The struggle between two insider investor groups at the Stater Bros. grocery chain grew more heated Wednesday, when Stater Chairman Bernard R. Garrett announced the suspension of a second high-level executive affiliated with the opposing stockholder faction.
Joseph E. Davis was suspended as vice president of Stater Bros. Inc. and as vice president and chief financial officer of its Stater Bros. Markets subsidiary pending a review of the parent's financial statements.
Davis said Garrett told him he had been suspended by the board "because I would be obstructing an impartial investigation." Davis, a former director, called this "a false accusation."
The move against Davis was quickly denounced by Jack H. Brown, suspended president and chief executive, as "just a continuation of a trumped-up conspiracy to rid the company of any executives who have any concern for the interests of public shareholders."
Garrett, in turn, said he believes that Brown opened a proxy fight for control of the board in order to terminate an investigation into manipulation of the firm's books to understate company profits and to end a lawsuit that accuses Brown in the alleged scheme.
The proxy fight is headed for a showdown at the March 20 annual meeting of Colton-based Stater Bros.
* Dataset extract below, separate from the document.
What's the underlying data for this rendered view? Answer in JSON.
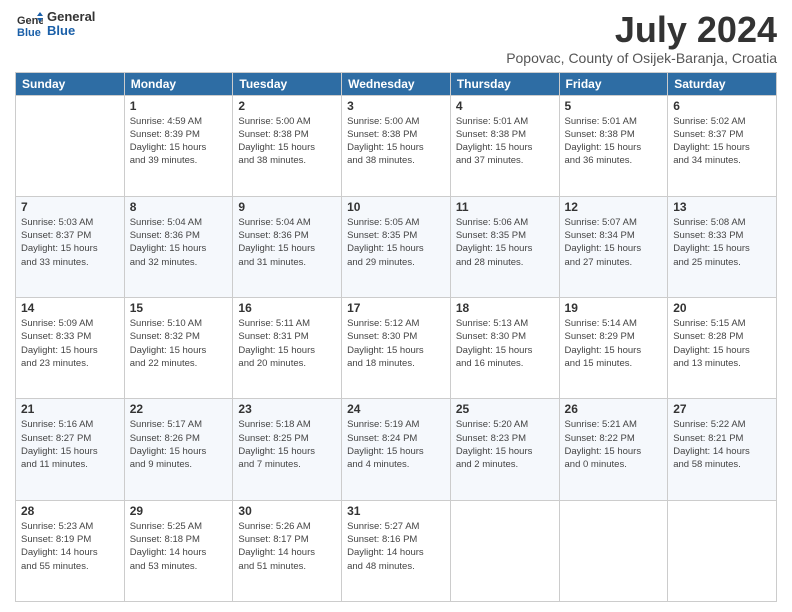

Inc., which the Garrett and Brown groups jointly took public last November.
Brown disclosed in a telephone interview Wednesday that his group, which includes Davis, has surpassed the 38.7% holding in the company by Garrett's family.
The combined holdings of Brown's investor group, including Davis, has increased to 1,652,500 shares, or about 40%, Brown said. Just after stock was sold to the public last November, Brown's group was reported to hold 1,543,500 shares, or 37.2%.
Stater filed suit last week against Brown, alleging that he bought at least 88,000 shares after the public stock offering. The suit alleged that the initial public stock price was artificially depressed by Brown's earlier removal of $600,000 from the firm's profit figures at his behest. Brown had the same amount of profit put back on the books after the public offering, the suit alleged.
On Tuesday, the company withdrew its previously announced first-quarter results, saying that an initial review by outside auditors indicated that the income figure had been understated.
Brown has denied the lawsuit's allegations and said they were brought by Garrett in an effort to obtain full control of the company.
The struggle came to a climax Feb. 5, both sides indicated, when Garrett's faction on the board nominated three outsiders to run for the three board vacancies on the March 20 ballot. Brown and an outside director, lawyer Bruce D. Varner, opposed the nominees on the ground that the three have, or formerly had, business affiliations with Garrett.
The nominees are Daniel Nash, John W. Partridge and Bertram Zweig. Garrett, in an interview, acknowledged that Nash does his personal tax work and that Partridge and he "worked for the same company approximately 10 years ago." Zweig, a newly appointed director, is a senior partner at the Beverly Hills law firm of Finley, Kumble, Wagner, Heine, Underberg, Manley & Casey, which advised Stater Bros. on its public offering and which filed the suit last week against Brown.
Brown this week disclosed the names of his slate of candidates to oppose management's nominees. A victory by the Brown slate could give his group a majority on the nine-member Stater board.
Commenting on his own suspension, Davis said his 33-year career as a certified public accountant has been "unblemished." He said that, before joining Stater Bros. in 1983, he was vice president-finance for 14 years at another supermarket chain, Alpha Beta Co., and before that was employed at Arthur Andersen & Co., a national public accounting firm.
"I strongly object to the false accusation by Bernard Garrett that I would impede an impartial investigation," Davis added.
Garrett, in response to a question, said Tuesday that the firm's auditors had recommended that "anyone who could influence the investigation should be set aside so they could not influence it or try to interfere." He added that the board believed that the alleged manipulation of the financial figures "occurred in (Davis') area of responsibility" and that it was in the company's "best interests" that he be suspended.